Professor gives lecture on minority consumer activism in Philadelphia

Alyssa Ribeiro, assistant professor of history and black studies, delivered a presentation titled “Seller Beware! Black and Latino Consumer Activism in Philadelphia, 1960s to 1980s” on Wednesday, March 7, as part of the faculty lecture series in the Henderson Campus Center.

Masha Serguievski
Slides used during Alyssa Ribeiro’s, assistant professor of history and black studies, presentation “Seller Beware” are shown in the Henderson Campus Center on March 7, 2018.

Ribeiro began the presentation by showing a photograph from the 1970s of a billboard that read, “Philadelphia isn’t as bad as Philadelphians say it is.”

This billboard she described as “tongue in cheek” was a perfect first look at the subject she was speaking on, focusing her presentation on illuminating the struggles that African-American and Puerto Rican communities went through at the hands of shops and businesses that supported racist and classist movements.

“The rise of consumer activism among Spanish speaking populations and continued black participation efforts has been relatively neglected in the scholarship.” Ribeiro said.

Ribeiro’s presentation comes in conjunction with her former class curriculum and book project research.

Ribeiro focused on direct sources for her research and examined event accounts in newspapers ranging from local, civil rights focused ones to official Philadelphia publications.

“North Philadelphia residents rejected the notion that market forces, fiscal austerity, and less government intrusion could adequately solve intrenched urban problems,” Ribeiro said. “Instead, they consistently sought greater intervention. Either through their own direct action, or demands upon the state. In situations like struggles over purchases, housing, and work that occured in their everyday lives.”

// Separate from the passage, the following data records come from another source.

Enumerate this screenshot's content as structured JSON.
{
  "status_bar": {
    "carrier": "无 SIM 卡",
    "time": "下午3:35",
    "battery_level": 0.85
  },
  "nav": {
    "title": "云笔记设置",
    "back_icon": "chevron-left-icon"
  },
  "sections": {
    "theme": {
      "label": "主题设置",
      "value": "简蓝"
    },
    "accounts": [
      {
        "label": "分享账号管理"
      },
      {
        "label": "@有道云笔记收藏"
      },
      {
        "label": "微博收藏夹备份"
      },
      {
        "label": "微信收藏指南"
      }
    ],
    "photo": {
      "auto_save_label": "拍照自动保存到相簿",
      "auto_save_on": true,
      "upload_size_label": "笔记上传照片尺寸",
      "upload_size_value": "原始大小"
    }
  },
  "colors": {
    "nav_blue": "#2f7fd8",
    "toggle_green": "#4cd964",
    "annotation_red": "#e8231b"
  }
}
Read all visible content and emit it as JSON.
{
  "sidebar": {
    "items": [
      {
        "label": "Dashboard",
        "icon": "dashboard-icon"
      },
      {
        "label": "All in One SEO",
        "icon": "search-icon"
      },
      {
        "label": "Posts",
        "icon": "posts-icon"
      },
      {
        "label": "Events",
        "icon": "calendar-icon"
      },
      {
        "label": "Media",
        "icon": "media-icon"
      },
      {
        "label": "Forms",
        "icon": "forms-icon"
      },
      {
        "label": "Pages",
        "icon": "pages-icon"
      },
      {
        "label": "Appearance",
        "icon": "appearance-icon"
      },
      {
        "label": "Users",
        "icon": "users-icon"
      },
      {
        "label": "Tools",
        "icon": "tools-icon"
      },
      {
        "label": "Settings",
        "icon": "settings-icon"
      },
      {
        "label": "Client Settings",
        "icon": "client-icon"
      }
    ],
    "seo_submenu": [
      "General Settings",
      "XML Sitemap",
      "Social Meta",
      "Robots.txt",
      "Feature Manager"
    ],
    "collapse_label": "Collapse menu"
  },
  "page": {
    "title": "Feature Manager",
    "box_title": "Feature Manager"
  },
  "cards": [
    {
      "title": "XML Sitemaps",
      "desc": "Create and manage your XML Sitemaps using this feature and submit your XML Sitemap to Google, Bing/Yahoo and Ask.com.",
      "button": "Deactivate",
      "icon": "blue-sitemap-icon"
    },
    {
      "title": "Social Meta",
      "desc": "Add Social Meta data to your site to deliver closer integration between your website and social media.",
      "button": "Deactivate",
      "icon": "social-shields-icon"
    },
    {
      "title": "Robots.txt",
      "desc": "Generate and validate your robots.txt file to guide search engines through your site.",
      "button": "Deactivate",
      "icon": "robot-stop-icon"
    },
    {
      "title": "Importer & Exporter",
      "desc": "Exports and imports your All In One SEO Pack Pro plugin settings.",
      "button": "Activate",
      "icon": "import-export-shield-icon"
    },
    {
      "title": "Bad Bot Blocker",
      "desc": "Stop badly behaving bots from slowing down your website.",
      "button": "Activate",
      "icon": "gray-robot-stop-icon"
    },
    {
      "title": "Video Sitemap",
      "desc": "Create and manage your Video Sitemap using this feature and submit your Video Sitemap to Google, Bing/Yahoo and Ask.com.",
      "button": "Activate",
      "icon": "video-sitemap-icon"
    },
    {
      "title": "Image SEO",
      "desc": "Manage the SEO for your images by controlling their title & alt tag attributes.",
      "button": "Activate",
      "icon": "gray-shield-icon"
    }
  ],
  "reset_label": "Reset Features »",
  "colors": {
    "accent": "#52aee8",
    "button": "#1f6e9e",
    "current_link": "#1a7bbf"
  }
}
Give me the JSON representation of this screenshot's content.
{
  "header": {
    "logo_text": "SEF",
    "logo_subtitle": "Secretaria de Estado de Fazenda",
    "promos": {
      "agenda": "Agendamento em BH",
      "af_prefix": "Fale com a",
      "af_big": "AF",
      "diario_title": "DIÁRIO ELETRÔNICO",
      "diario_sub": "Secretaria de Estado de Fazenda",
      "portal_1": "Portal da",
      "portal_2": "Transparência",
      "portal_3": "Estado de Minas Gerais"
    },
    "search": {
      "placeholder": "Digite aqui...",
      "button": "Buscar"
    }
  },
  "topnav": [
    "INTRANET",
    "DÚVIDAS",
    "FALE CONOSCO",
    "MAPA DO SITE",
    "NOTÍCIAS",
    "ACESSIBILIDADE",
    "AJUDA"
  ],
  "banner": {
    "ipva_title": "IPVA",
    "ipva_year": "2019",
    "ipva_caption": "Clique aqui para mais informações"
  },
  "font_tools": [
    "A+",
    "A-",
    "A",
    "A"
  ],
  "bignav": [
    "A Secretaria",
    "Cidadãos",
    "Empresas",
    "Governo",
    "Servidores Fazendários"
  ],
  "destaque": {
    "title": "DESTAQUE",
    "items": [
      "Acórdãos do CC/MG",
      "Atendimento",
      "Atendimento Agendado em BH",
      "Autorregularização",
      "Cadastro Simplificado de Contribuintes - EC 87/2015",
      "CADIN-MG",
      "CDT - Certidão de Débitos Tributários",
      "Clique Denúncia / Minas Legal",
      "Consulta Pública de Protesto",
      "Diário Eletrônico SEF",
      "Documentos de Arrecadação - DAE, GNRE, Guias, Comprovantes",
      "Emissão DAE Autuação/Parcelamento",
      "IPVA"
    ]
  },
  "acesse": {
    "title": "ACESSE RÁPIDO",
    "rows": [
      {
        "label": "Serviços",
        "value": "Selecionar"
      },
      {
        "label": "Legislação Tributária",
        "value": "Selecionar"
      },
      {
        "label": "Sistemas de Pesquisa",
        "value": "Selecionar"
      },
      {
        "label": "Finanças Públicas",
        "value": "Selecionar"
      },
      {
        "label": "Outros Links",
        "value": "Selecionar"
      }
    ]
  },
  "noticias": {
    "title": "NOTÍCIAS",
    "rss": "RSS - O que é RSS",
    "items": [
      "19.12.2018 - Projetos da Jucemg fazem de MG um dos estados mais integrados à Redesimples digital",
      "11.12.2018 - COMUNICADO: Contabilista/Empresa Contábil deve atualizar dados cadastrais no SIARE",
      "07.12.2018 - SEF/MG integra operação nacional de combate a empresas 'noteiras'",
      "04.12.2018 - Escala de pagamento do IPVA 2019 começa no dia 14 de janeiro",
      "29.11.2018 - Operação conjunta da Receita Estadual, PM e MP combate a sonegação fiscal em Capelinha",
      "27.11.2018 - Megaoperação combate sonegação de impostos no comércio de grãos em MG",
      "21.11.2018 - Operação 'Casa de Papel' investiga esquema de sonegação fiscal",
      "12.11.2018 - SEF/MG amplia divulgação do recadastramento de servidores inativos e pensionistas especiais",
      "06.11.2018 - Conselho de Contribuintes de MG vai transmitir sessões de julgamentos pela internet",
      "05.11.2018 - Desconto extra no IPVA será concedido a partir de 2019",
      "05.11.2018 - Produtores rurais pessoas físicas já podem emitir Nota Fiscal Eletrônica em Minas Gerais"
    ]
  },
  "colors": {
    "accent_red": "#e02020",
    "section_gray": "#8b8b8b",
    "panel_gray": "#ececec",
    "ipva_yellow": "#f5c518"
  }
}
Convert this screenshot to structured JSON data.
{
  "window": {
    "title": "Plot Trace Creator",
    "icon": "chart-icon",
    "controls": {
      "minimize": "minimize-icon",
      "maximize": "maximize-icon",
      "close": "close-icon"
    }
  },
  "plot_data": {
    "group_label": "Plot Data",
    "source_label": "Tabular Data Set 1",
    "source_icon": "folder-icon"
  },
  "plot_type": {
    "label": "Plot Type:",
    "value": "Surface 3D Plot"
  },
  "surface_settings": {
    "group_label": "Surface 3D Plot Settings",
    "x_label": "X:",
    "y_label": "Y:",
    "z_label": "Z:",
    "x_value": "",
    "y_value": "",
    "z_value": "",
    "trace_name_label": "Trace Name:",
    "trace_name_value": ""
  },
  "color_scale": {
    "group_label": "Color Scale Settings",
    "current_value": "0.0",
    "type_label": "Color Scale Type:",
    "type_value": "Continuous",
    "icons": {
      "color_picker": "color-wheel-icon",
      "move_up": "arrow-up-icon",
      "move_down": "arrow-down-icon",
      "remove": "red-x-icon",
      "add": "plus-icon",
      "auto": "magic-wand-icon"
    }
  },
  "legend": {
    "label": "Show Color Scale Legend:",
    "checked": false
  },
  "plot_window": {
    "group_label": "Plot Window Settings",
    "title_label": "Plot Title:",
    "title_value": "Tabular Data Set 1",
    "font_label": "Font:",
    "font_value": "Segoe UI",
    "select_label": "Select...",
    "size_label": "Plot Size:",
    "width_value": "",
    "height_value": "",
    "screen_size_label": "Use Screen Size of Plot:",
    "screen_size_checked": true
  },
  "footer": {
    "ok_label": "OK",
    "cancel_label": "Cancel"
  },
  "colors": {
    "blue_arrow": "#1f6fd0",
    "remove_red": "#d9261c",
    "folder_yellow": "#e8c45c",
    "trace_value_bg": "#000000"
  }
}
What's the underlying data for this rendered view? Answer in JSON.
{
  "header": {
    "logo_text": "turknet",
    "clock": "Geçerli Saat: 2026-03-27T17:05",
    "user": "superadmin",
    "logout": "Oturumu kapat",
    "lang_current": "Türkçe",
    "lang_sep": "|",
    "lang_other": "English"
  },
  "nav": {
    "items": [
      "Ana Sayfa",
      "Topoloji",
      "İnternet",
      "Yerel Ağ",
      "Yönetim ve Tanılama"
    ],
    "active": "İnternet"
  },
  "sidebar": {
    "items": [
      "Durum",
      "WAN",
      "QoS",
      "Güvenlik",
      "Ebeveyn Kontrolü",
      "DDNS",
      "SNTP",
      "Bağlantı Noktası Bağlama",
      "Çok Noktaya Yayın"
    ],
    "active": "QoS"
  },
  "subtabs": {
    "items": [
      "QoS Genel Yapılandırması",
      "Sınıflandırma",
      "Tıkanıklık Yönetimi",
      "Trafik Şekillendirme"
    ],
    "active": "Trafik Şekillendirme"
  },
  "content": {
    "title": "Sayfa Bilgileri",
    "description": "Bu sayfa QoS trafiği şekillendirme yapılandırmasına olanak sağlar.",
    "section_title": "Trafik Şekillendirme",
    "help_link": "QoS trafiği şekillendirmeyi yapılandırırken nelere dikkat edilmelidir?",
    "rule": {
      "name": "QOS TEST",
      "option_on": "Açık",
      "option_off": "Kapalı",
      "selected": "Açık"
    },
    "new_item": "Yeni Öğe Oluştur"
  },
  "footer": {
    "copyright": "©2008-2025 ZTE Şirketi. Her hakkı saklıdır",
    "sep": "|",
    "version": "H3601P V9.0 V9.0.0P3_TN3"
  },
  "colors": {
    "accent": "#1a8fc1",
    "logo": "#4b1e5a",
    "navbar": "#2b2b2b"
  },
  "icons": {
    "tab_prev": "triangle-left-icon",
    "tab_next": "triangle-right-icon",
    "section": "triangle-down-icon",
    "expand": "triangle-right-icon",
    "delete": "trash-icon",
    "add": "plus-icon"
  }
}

Continuing her presentation, Ribeiro said the African-American and Puerto Rican people of Philadelphia’s protests of segregation and intolerance of people of color could be described as “everyday acts of resistance.”

“The actions united black, Puerto Rican and white allies and though these areas faced daunting circumstances, residences achieved strong victories along the way.” Ribeiro said.

While talking about specific groups of resistance within these communities, Ribeiro discussed the actions of The Four Hundred Ministers, which consisted of a large group of religious practitioners who during the week would investigate businesses that encouraged segregation and on Sunday mornings would ask their congregations to not shop there.

“Don’t buy where you can’t work,” is a famous line that the Four Hundred Ministers would use while informing their congregations against different baking companies, soda bottlers, petroleum companies and even newspapers.

In her research Ribeiro found this approach to be very successful because it scared vendors into changing their policies and become more accepting.

Ribeiro focused on another organization in her presentation called CEPA, Consumer Education and Protective Association, that was started by a former realtor, Max Weiner, who quit the business after he saw numerous accounts of these communities of color being taken advantage of. CEPA’s main point was to stress mutual self help among residents.

“They used direct action tactics, such as consumer picketing,” Ribeiro said. “They had countless widely publicized victories at the local level. Such that, in their later years, often a mere phone call from someone involved with CEPA was enough to shake loose some concessions from a merchant. Rather than have to go through the whole production of being picketed and called out in the media.”

Ribeiro discussed Concilo, a group that would assist with disputes when the victim spoke only Spanish, or very little English.

“Language barriers only increased risk of being taken advantage of as a consumer,” Ribeiro said.

This event was attended by students and faculty alike, and audience members were able to make comments or ask questions after the talk ended.

“My junior seminar is with Professor Rebeiro, and I find her class very interesting,” Sherrell Daley, ’19,  said. “I actually really want to look at the topic for my comp, which is why I came to this talk.”

Adrienne Krone, assistant professor of philosophy and religious studies, talked about why the presentation appealed to her.

“I will be leading an alternative spring break trip that is going to Philadelphia,” Krone said.

Upon listening to the talk, Krone inquired how Rebeiro chose to study consumer activism in Philadelphia specifically. Ribeiro elaborated that the CEPA organization and their massive success was a subject that drew her to Philadelphia when first looking at the subject.

Rebeiro expanded the series to cover relationships among and between races in specific areas.

“I feel like the relationship between Latino and black communities is really interesting, and the dynamic is very interesting because you can see how it varies throughout decades,” Krone said.